“Positive integration into one’s faith community does not only lead in the long-term to more well-rounded individuals, but this also encourages more healthy and cohesive communities,” explains Shehzad Amin who leads the MyFosterChild Project. “A stable and loving upbringing from a Muslim foster care family who can nurture a child with the true teachings of Islam is something that cannot be replaced.”
Raheema Bux, a mother who has provided foster care to over 26 children in the UK, agrees: “I know some white carers who have provided really culturally-sensitive care to Muslim foster children, but it does make it a little bit easier for the foster child to move to a home that reflects their own cultural and religious beliefs.” Raheema’s interest in fostering was sparked at the young age of twelve when her friend was placed into care. After becoming a mother herself, she took the rather brave decision to go through the emotionally painful and intrusive process of applying to be a foster parent.

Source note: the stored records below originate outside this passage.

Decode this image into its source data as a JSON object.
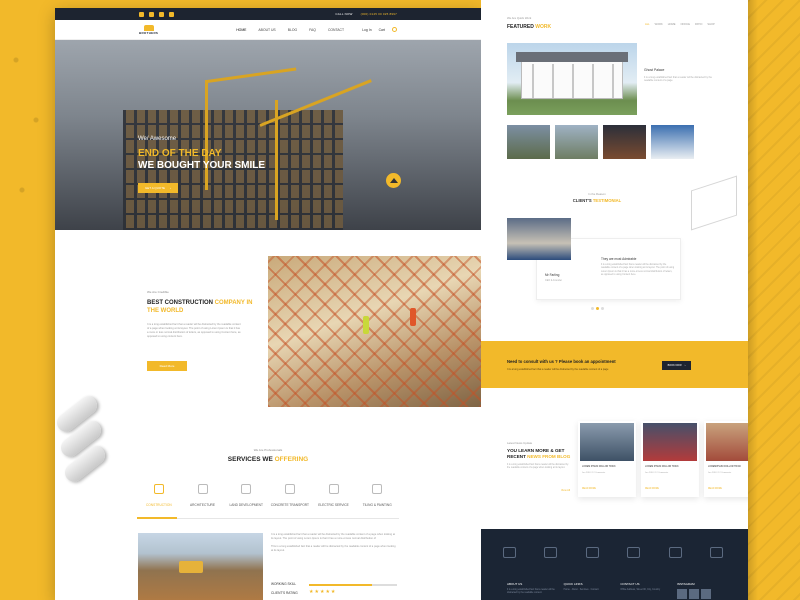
{
  "left_page": {
    "topbar": {
      "call_label": "CALL NOW",
      "phone": "(000) 0145 00 025 8997"
    },
    "navbar": {
      "logo_text": "BROTHERS",
      "menu": [
        "HOME",
        "ABOUT US",
        "BLOG",
        "FAQ",
        "CONTACT"
      ],
      "login_label": "Log In",
      "cart_label": "Cart"
    },
    "hero": {
      "subtitle": "We/ Awesome",
      "title_line1": "END OF THE DAY",
      "title_line2": "WE BOUGHT YOUR SMILE",
      "button_label": "GET A QUOTE"
    },
    "about": {
      "eyebrow": "We Are Credible",
      "title_part1": "BEST CONSTRUCTION ",
      "title_highlight": "COMPANY IN THE WORLD",
      "text": "It is a long established fact that a reader will be distracted by the readable content of a page when looking at its layout. The point of using Lorem Ipsum is that it has a more or less normal distribution of letters, as opposed to using Content here, as opposed to using content here.",
      "button_label": "Read More"
    },
    "services": {
      "eyebrow": "We Are Professionals",
      "title_part1": "SERVICES WE ",
      "title_highlight": "OFFERING",
      "tabs": [
        {
          "label": "CONSTRUCTION",
          "icon": "building-icon"
        },
        {
          "label": "ARCHITECTURE",
          "icon": "monitor-icon"
        },
        {
          "label": "LAND DEVELOPMENT",
          "icon": "layers-icon"
        },
        {
          "label": "CONCRETE TRANSPORT",
          "icon": "truck-icon"
        },
        {
          "label": "ELECTRIC SERVICE",
          "icon": "gear-icon"
        },
        {
          "label": "TILING & PAINTING",
          "icon": "paint-roller-icon"
        }
      ],
      "text_p1": "It is a long established fact that a reader will be distracted by the readable content of a page when looking at its layout. The point of using Lorem Ipsum is that it has a more-or-less normal distribution of",
      "text_p2": "This is a long established fact that a reader will be distracted by the readable content of a page when looking at its layout.",
      "working_skill_label": "WORKING SKILL",
      "working_skill_value": 0.72,
      "clients_rating_label": "CLIENT'S RATING",
      "clients_rating_value": 5,
      "clients_rating_stars": "★★★★★"
    }
  },
  "right_page": {
    "featured": {
      "eyebrow": "We Are Quick Work",
      "title_part1": "FEATURED ",
      "title_highlight": "WORK",
      "filters": [
        "ALL",
        "WORK",
        "HOME",
        "OFFICE",
        "PATIO",
        "SHOP"
      ],
      "item_title": "Ghost Palace",
      "item_desc": "It is a long established fact that a reader will be distracted by the readable content of a page."
    },
    "testimonial": {
      "eyebrow": "In the Reason",
      "title_part1": "CLIENT'S ",
      "title_highlight": "TESTIMONIAL",
      "name": "Mr Farling",
      "role": "CEO & Founder",
      "quote_title": "They are most Admirable",
      "quote": "It is a long established fact that a reader will be distracted by the readable content of a page when looking at its layout. The point of using Lorem Ipsum is that it has a more-or-less normal distribution of letters, as opposed to using Content here."
    },
    "cta": {
      "title": "Need to consult with us ? Please book an appointment",
      "subtitle": "It is a long established fact that a reader will be distracted by the readable content of a page",
      "button_label": "BOOK NOW"
    },
    "blog": {
      "eyebrow": "Latest News Update",
      "title_part1": "YOU LEARN MORE & GET RECENT ",
      "title_highlight": "NEWS FROM BLOG",
      "text": "It is a long established fact that a reader will be distracted by the readable content of a page when looking at its layout.",
      "more_label": "View All",
      "cards": [
        {
          "title": "LOREM IPSUM DOLLOR TRICK",
          "date": "Jan 2018 / 12 Comments",
          "read": "READ MORE"
        },
        {
          "title": "LOREM IPSUM DOLLOR TRICK",
          "date": "Jan 2018 / 12 Comments",
          "read": "READ MORE"
        },
        {
          "title": "LOREMIPSUM DOLLOR TRICK",
          "date": "Jan 2018 / 12 Comments",
          "read": "READ MORE"
        }
      ]
    },
    "footer": {
      "columns": [
        {
          "heading": "ABOUT US",
          "text": "It is a long established fact that a reader will be distracted by the readable content."
        },
        {
          "heading": "QUICK LINKS",
          "text": "Home · About · Services · Contact"
        },
        {
          "heading": "CONTACT US",
          "text": "Office Address, Street 00, City, Country"
        },
        {
          "heading": "INSTAGRAM",
          "text": ""
        }
      ]
    }
  }
}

“Everyone tells you it’s intrusive, but you don’t realise how intrusive until you go through it yourself!” she tells me, smiling over her cup of tea. “Then comes the panel of twelve people looking at you, your life story, judging you and whether you are fit to be a foster carer,” she recalls. “I found it very humbling especially when they agreed to let me foster. I thought to myself, twelve professionals think I am fit and able to look after these vulnerable children which is quite a responsibility.”

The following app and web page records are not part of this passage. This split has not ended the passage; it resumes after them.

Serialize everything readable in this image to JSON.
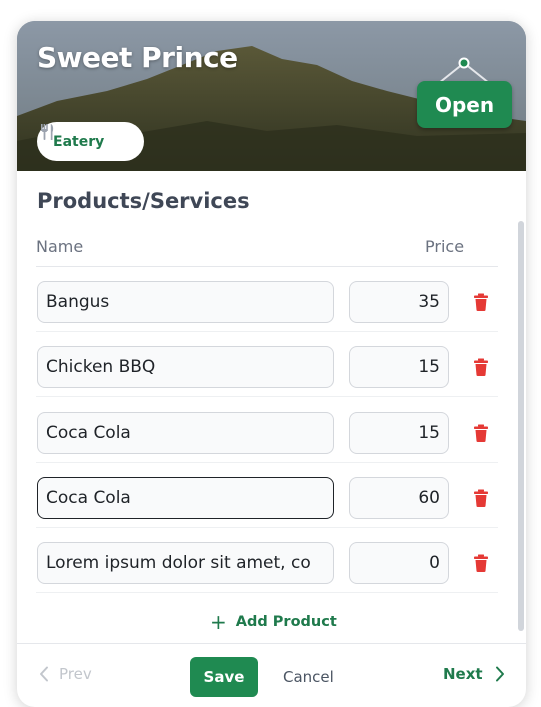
{
  "business": {
    "name": "Sweet Prince",
    "category": "Eatery",
    "category_icon": "utensils-icon",
    "status_sign": "Open"
  },
  "products": {
    "title": "Products/Services",
    "columns": {
      "name": "Name",
      "price": "Price"
    },
    "items": [
      {
        "name": "Bangus",
        "price": "35"
      },
      {
        "name": "Chicken BBQ",
        "price": "15"
      },
      {
        "name": "Coca Cola",
        "price": "15"
      },
      {
        "name": "Coca Cola",
        "price": "60"
      },
      {
        "name": "Lorem ipsum dolor sit amet, co",
        "price": "0"
      }
    ],
    "add_label": "Add Product"
  },
  "footer": {
    "prev_label": "Prev",
    "save_label": "Save",
    "cancel_label": "Cancel",
    "next_label": "Next"
  },
  "colors": {
    "accent": "#1f8a51",
    "delete": "#e53935",
    "disabled": "#c2c6cc"
  }
}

Over the years, Raheema says she has seen the reaction to her fostering mellow in her community as the number of Muslim foster families increases and becomes more visible. Even so, she insists that more families, parents and single Muslims need to step forward and foster. “We need more so that there is more choice for the foster child. Also, when a Muslim foster parent is presented with a placement that they don’t feel is right for them, they can say no without feeling guilty because the child is then going to go to a non-Muslim match.”
Raheema is also keen to point out to potential foster parents that you maintain lots of control over what is acceptable in your home. “You can provide respite care on just weekends for carers or even other foster parents. There’s also the option to just do short-term foster care – so there is some flexibility,” she explains. As a mother, Raheema was also worried about the impact fostering challenging children would have on her son. Today, she admits that the experience has simply enriched and matured him – “He’s very open, tolerant and has a lot of religious and cultural awareness” – and he’s even considering becoming a foster parent himself.

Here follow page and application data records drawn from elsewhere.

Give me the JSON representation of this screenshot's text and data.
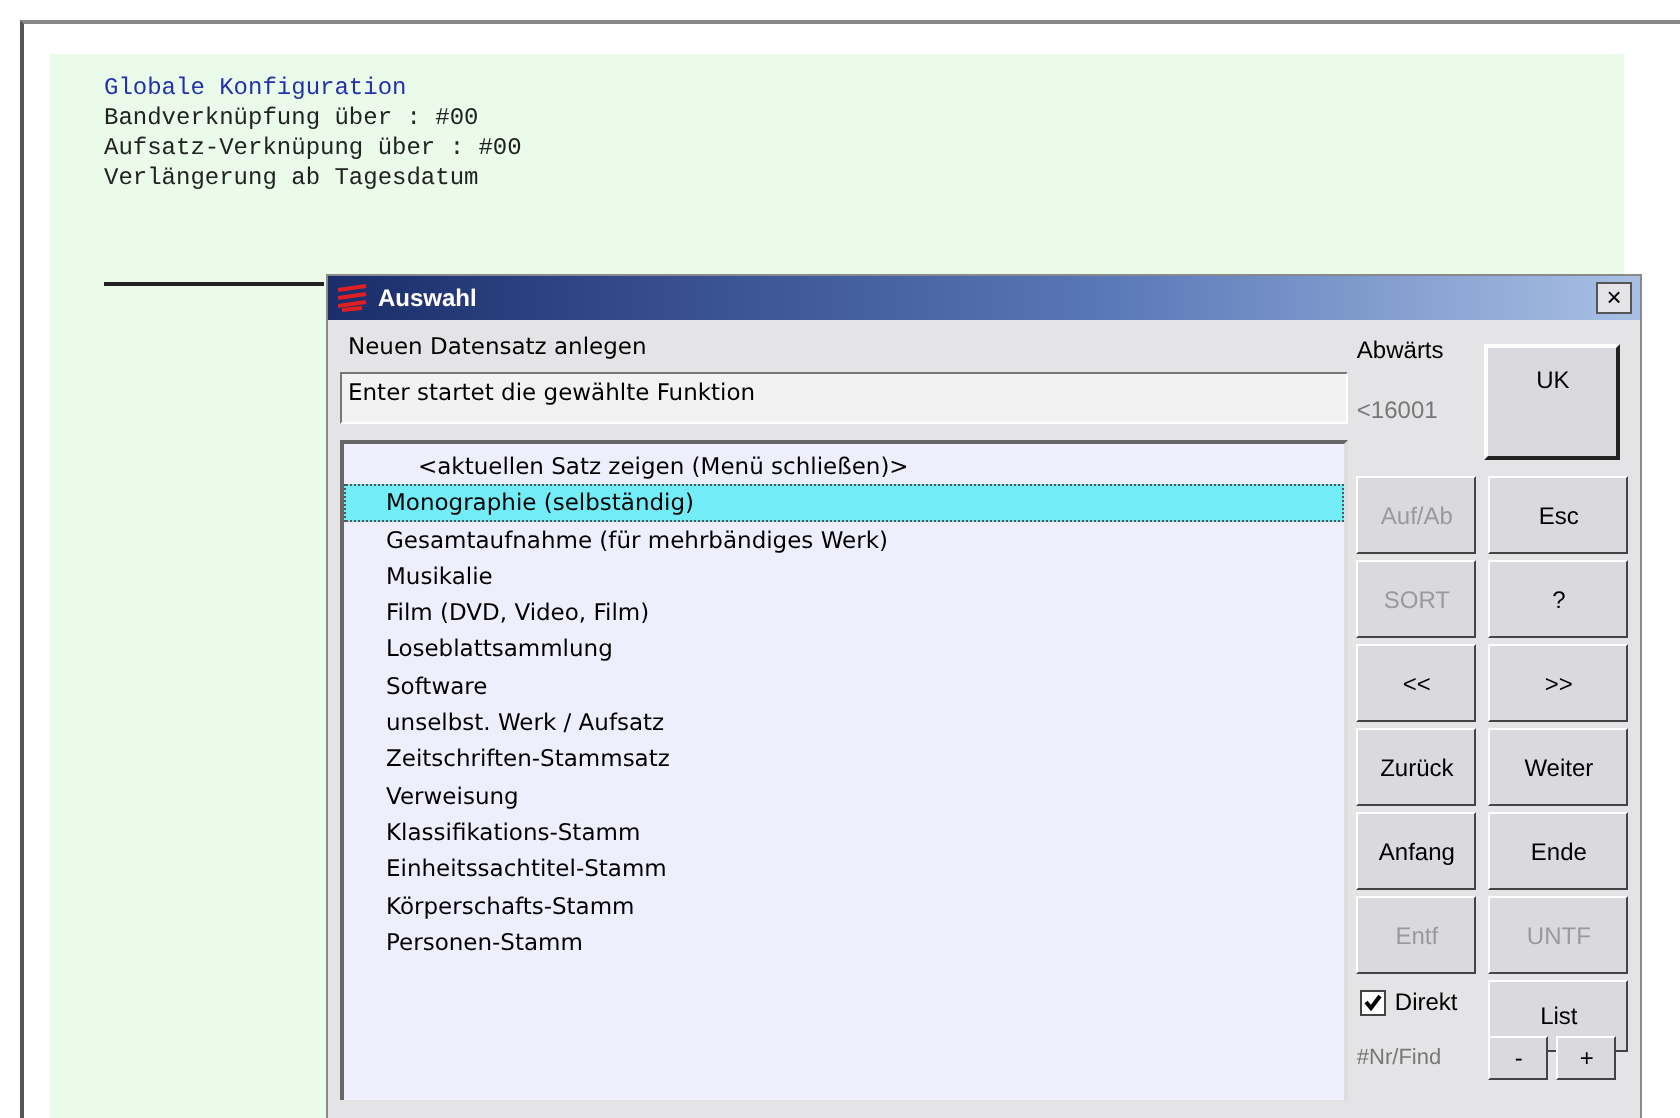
{
  "background": {
    "title": "Globale Konfiguration",
    "lines": [
      "Bandverknüpfung über    : #00",
      "Aufsatz-Verknüpung über : #00",
      "Verlängerung ab Tagesdatum"
    ]
  },
  "dialog": {
    "title": "Auswahl",
    "close": "×",
    "heading": "Neuen Datensatz anlegen",
    "hint_field": {
      "value": "Enter startet die gewählte Funktion"
    },
    "list": [
      {
        "label": "<aktuellen Satz zeigen (Menü schließen)>",
        "kind": "header",
        "selected": false
      },
      {
        "label": "Monographie (selbständig)",
        "kind": "item",
        "selected": true
      },
      {
        "label": "Gesamtaufnahme (für mehrbändiges Werk)",
        "kind": "item",
        "selected": false
      },
      {
        "label": "Musikalie",
        "kind": "item",
        "selected": false
      },
      {
        "label": "Film (DVD, Video, Film)",
        "kind": "item",
        "selected": false
      },
      {
        "label": "Loseblattsammlung",
        "kind": "item",
        "selected": false
      },
      {
        "label": "Software",
        "kind": "item",
        "selected": false
      },
      {
        "label": "unselbst. Werk / Aufsatz",
        "kind": "item",
        "selected": false
      },
      {
        "label": "Zeitschriften-Stammsatz",
        "kind": "item",
        "selected": false
      },
      {
        "label": "Verweisung",
        "kind": "item",
        "selected": false
      },
      {
        "label": "Klassifikations-Stamm",
        "kind": "item",
        "selected": false
      },
      {
        "label": "Einheitssachtitel-Stamm",
        "kind": "item",
        "selected": false
      },
      {
        "label": "Körperschafts-Stamm",
        "kind": "item",
        "selected": false
      },
      {
        "label": "Personen-Stamm",
        "kind": "item",
        "selected": false
      }
    ],
    "direction": "Abwärts",
    "counter": "<16001",
    "ok_button": {
      "label": "UK",
      "disabled": false
    },
    "buttons": [
      {
        "label": "Auf/Ab",
        "disabled": true
      },
      {
        "label": "Esc",
        "disabled": false
      },
      {
        "label": "SORT",
        "disabled": true
      },
      {
        "label": "?",
        "disabled": false
      },
      {
        "label": "<<",
        "disabled": false
      },
      {
        "label": ">>",
        "disabled": false
      },
      {
        "label": "Zurück",
        "disabled": false
      },
      {
        "label": "Weiter",
        "disabled": false
      },
      {
        "label": "Anfang",
        "disabled": false
      },
      {
        "label": "Ende",
        "disabled": false
      },
      {
        "label": "Entf",
        "disabled": true
      },
      {
        "label": "UNTF",
        "disabled": true
      }
    ],
    "direct_checkbox": {
      "label": "Direkt",
      "checked": true
    },
    "list_button": {
      "label": "List",
      "disabled": false
    },
    "find_label": "#Nr/Find",
    "minus_button": "-",
    "plus_button": "+"
  }
}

“There are so many reasons not to foster but when it’s all said and done, I just can’t imagine my life without fostering. There are days when I think that I must be utterly off my tiny mind, but there is just something about sharing that experience with a child during a very distraught time in their lives – there’s something very special about that. You can’t do it for thanks from the child or the community, you’ve got to do it because you love the job and because you find some pleasure and enjoyment in making a difference.”
Arwa Aburawa is a freelance journalist based in the UK with a special interest in environmental issues and the Muslim world. She is also the Eco-Islam editor at GreenProphet.com which is the leading news site on green issues in the Middle East. You can see more of her work at arwafreelance.com and follow her on Twitter @arwa_journalist.